__DIRECTIONS__. The answer must be every line from the entries below that contains "尼哥德慕说".

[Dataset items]
++++++++++
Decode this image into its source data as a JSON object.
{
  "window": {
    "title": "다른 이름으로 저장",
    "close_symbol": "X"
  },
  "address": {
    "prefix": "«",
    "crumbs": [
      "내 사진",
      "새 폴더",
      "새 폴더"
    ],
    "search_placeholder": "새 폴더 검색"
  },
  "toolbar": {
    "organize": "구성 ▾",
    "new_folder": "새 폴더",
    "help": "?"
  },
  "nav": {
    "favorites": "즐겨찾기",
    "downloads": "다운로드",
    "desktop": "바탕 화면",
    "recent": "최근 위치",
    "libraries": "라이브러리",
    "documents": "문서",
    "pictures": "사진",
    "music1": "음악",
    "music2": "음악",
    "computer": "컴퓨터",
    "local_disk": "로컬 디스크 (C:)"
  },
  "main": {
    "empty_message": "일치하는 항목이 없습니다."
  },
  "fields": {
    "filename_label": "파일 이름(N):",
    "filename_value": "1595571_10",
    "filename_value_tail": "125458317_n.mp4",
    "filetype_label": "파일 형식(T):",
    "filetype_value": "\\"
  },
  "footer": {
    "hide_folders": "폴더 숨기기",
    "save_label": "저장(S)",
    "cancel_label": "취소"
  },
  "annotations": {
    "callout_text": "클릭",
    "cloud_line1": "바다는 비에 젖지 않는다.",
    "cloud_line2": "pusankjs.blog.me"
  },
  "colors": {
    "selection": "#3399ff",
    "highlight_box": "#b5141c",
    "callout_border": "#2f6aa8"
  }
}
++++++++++
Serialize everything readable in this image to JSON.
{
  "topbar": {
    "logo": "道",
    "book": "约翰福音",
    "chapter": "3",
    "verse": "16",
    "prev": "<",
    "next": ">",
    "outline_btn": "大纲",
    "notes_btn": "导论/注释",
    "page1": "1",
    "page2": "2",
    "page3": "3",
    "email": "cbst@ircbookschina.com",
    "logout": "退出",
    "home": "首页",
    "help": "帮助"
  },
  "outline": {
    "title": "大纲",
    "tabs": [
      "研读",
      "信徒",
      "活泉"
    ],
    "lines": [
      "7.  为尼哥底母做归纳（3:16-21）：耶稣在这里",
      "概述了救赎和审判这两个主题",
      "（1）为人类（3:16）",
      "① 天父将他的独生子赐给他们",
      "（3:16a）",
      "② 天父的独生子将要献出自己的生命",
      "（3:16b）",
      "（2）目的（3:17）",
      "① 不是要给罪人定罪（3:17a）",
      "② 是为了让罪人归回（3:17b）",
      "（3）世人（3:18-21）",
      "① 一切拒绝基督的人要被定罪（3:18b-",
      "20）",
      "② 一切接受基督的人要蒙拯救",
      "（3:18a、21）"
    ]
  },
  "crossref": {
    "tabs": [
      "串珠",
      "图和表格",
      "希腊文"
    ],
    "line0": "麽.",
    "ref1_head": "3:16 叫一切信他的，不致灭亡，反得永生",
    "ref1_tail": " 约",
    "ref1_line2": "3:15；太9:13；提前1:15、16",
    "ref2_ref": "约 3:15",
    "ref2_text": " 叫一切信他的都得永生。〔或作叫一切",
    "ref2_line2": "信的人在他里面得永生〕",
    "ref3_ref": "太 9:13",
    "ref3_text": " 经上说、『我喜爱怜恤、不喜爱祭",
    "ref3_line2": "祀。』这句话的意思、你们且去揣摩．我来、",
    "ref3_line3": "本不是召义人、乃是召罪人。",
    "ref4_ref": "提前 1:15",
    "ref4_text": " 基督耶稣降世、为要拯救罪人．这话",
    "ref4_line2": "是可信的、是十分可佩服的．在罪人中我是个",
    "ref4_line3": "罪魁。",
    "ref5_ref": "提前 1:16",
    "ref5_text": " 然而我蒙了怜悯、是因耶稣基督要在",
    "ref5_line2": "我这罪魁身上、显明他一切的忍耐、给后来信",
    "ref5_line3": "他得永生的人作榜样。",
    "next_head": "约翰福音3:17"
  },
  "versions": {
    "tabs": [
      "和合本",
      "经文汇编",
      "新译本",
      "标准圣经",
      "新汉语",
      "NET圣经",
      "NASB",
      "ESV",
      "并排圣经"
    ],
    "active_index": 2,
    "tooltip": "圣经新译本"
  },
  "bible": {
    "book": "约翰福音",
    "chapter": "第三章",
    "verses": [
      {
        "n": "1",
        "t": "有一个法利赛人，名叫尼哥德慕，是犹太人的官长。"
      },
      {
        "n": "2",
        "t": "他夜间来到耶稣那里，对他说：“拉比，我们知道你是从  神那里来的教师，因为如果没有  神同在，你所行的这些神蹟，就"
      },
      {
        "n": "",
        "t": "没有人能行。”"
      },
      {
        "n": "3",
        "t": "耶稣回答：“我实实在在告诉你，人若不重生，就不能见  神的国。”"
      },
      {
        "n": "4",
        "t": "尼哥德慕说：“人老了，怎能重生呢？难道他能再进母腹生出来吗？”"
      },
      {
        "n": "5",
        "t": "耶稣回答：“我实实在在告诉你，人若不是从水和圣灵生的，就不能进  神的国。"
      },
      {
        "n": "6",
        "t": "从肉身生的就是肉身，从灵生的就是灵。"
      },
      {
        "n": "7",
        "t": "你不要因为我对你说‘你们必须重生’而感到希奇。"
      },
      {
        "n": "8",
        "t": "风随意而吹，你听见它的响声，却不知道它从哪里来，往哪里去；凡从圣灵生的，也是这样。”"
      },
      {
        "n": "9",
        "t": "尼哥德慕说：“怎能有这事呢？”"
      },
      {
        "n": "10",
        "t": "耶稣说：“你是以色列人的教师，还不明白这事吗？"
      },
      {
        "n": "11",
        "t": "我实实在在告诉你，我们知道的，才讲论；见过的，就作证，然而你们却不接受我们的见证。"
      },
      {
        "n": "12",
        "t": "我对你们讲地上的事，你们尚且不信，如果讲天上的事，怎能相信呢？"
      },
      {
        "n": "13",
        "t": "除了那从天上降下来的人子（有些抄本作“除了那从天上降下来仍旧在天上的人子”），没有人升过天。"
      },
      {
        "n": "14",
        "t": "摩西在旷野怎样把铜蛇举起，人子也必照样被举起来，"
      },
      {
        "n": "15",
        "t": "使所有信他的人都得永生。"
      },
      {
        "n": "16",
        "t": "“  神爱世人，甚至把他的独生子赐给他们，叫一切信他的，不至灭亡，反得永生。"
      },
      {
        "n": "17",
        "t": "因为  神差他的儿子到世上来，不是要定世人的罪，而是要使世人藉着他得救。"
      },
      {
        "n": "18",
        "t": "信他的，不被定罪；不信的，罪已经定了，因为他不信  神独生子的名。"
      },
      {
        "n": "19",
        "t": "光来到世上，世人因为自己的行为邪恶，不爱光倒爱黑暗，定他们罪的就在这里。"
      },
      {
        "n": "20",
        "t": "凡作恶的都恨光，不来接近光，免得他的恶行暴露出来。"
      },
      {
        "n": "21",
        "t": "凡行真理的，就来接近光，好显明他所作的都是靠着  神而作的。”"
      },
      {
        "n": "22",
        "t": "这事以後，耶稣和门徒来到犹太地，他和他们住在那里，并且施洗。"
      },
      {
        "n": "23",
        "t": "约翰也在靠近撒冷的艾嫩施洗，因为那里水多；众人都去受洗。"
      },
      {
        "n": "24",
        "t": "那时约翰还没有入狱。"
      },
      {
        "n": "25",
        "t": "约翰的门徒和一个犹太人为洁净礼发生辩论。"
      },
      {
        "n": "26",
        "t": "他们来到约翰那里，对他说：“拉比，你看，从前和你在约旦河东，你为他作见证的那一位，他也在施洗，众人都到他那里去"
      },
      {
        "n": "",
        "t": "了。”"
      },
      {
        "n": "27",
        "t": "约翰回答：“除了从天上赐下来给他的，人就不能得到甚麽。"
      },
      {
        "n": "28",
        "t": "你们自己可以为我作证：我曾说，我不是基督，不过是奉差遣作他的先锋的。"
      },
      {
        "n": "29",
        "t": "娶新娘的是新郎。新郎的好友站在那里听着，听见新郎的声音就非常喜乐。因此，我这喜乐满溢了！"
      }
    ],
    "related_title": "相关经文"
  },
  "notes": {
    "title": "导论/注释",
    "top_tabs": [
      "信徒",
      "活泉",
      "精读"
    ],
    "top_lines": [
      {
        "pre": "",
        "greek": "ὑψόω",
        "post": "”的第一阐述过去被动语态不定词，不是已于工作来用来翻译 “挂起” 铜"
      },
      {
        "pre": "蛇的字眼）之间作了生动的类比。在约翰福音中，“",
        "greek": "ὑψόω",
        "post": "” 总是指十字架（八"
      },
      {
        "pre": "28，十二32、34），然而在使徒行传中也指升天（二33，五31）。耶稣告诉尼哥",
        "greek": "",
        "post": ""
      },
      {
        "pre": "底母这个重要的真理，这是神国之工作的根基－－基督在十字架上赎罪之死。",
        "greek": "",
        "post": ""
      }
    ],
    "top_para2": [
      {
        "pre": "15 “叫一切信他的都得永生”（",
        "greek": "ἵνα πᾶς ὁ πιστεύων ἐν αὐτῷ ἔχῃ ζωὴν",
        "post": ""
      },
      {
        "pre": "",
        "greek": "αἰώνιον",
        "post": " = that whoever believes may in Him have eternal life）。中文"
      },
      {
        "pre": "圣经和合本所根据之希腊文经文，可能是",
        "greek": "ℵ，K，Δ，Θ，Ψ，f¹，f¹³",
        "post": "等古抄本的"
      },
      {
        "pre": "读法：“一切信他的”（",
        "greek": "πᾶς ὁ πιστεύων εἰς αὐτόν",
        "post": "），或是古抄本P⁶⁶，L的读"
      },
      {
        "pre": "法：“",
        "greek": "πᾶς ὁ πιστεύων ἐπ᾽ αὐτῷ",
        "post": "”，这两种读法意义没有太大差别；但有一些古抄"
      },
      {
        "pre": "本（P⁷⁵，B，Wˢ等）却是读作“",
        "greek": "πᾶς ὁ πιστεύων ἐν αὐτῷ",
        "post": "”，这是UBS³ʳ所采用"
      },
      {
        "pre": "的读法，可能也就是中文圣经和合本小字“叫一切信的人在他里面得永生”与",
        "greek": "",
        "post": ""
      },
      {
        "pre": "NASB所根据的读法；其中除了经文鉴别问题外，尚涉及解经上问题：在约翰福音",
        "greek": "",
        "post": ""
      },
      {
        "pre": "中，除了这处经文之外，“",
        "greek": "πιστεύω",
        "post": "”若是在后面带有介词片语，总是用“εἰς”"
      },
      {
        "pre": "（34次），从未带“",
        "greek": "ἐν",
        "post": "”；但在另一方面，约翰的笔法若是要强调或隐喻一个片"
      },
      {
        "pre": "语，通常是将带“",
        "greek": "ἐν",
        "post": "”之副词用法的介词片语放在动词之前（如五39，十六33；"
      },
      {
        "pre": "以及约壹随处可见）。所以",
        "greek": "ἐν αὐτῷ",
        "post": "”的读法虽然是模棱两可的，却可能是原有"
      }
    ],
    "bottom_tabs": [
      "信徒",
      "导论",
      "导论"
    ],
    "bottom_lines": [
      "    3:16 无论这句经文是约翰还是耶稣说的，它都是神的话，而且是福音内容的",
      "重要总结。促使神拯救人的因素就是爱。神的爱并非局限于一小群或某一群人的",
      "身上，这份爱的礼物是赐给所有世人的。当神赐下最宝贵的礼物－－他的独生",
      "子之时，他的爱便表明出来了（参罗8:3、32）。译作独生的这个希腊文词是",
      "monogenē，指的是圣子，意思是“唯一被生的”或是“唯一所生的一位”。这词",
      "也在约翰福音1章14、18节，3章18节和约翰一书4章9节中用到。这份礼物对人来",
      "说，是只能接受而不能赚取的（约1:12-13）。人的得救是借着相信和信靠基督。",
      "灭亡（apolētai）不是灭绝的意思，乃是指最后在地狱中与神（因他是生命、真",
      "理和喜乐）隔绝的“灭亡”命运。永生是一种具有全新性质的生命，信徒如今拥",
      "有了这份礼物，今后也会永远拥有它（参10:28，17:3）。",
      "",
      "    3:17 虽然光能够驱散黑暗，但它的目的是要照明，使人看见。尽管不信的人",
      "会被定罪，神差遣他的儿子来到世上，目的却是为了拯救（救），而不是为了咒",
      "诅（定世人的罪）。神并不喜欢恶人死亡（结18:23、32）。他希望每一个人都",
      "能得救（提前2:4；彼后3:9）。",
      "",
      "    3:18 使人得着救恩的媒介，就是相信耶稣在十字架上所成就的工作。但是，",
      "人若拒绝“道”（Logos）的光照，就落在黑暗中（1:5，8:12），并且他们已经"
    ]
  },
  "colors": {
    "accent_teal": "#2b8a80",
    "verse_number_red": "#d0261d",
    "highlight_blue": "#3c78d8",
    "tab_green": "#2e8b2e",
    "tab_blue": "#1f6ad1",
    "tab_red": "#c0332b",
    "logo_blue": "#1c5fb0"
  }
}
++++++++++
__ANSWER SECTION__.
        "t": "尼哥德慕说：“人老了，怎能重生呢？难道他能再进母腹生出来吗？”"
        "t": "尼哥德慕说：“怎能有这事呢？”"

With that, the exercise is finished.